Blake Morrison is a poet, essayist, novelist and critic, but remains best known for And When Did You Last See Your Father?, his memoir of his father, and Things My Mother Never Told Me, its companion, each written in grief. In 2018, Morrison’s half-sister, Josie, died, and in 2019 his sister Gill. Here’s the third volume.
It’s a slightly defensive book, prone to spirals of self-justification. “There’s an assumption that to write honestly about someone is an act of aggression ... though there’s no retrieving her I’d like to make sense of who she was and what she became.” Publish and be damned, I think, or don’t, the issues of “honesty” and/or aggression are not for the reader, who is also not necessarily interested in who the writer’s sister was or what she became. The book needs to make her interesting, this unhappy woman we will never meet, and this is the challenge of “creative non-fiction” or “life writing” – to allow the mess and lack of meaning of daily life to govern a prose narrative that must offer the reader some form of order and meaning.
Morrison’s parents were doctors, whose training and careers supplied a framework of agency for their life stories, especially in the case of his mother, who was one of 20 children born to a Cork family and made her way through medical school to a new life in Yorkshire. Gill’s circumstances provide no such narrative momentum: a troubled, underachieving child becomes a troubled, underachieving adult. She develops severe visual impairment and an alcohol addiction that undermines her ability to care for herself and her children and eventually kills her in an inevitably undignified way. There’s nothing obviously novelistic about her story, no structure of romance or social mobility. In this book we also learn more about Morrison’s half-sister, unacknowledged during his father’s life though always at the edges of the family, and her story also resists a narrative arc.
Without a natural plot, Two Sisters depends on the thread of Morrison’s own coming to maturity in relation to his family of origin, and on the textures of daily life. These are the sustaining strengths of the book. He recounts and often regrets the behaviour and partial understanding of his younger self, but with forgiveness, not self-laceration.
This is partly a portrait of the painfully acquired wisdom of later life, an invitation to participate in the privilege of the backward glance that neither sister lived to enjoy. And the materiality of the past is vivid, oddly often more so when Morrison reconstructs scenes he didn’t witness than when he’s remembering. The scenes of Gill at boarding school – bullied, isolated, cold, hungry – and Josie’s conflicts with the man she knew as her father are haunting.

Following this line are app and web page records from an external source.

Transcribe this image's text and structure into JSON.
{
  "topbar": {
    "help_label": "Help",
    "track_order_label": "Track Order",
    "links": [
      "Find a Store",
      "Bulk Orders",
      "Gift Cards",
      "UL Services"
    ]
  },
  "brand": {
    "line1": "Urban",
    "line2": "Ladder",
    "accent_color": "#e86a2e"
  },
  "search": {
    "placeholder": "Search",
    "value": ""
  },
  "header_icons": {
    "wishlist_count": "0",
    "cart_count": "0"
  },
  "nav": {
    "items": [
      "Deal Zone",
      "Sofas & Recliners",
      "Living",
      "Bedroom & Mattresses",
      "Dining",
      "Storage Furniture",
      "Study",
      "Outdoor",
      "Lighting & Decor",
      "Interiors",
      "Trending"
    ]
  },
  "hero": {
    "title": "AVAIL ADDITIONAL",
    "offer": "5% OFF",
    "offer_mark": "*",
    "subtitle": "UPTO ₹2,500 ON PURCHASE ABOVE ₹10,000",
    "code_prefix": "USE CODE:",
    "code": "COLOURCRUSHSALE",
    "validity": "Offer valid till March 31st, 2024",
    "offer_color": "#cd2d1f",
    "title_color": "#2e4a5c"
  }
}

Morrison manages this very personal history partly by situating his relationship with Gill beside excursions into sibling relationships in European and North American literature and culture: Felix and Fanny Mendelsohn, Anton Chekhov and Maria Chekhova, James and Eileen Joyce. For me these rambles are too cursory and, where I already knew about the writers in question, frustrating: the two pages on Dorothy and William Wordsworth consist mostly of quotation. There are more interesting ways of thinking about their collaborative writing process, and Dorothy’s dementia and dependence on William’s care in later life could have offered an interesting parallel to Gill’s story, although the difference in circumstance is so great it’s hard to make general conclusions.
The relationship between fictional, musical and literary brothers and sisters across three centuries and the Morrisons’ story is often vague, and the idea that sibling narratives necessarily illuminate each other isn’t much developed.
Currents of shame and guilt run through Two Sisters. There’s ambivalence about writing the book, and publishing it; about leaving Yorkshire and Morrison’s family of origin for London and marriage; the possibility of guilt about failing as a brother, in childhood, in relation to the adult addict and in relation to Josie’s death by suicide; the possibility of shame at Gill’s addiction and the indignity of her final hours. But the book is, in the end, forgiving, gracious, making its way calmly and sadly through grief for what was and for what was not.
Sarah Moss’s latest novel is The Fell. She lectures in creative writing at UCD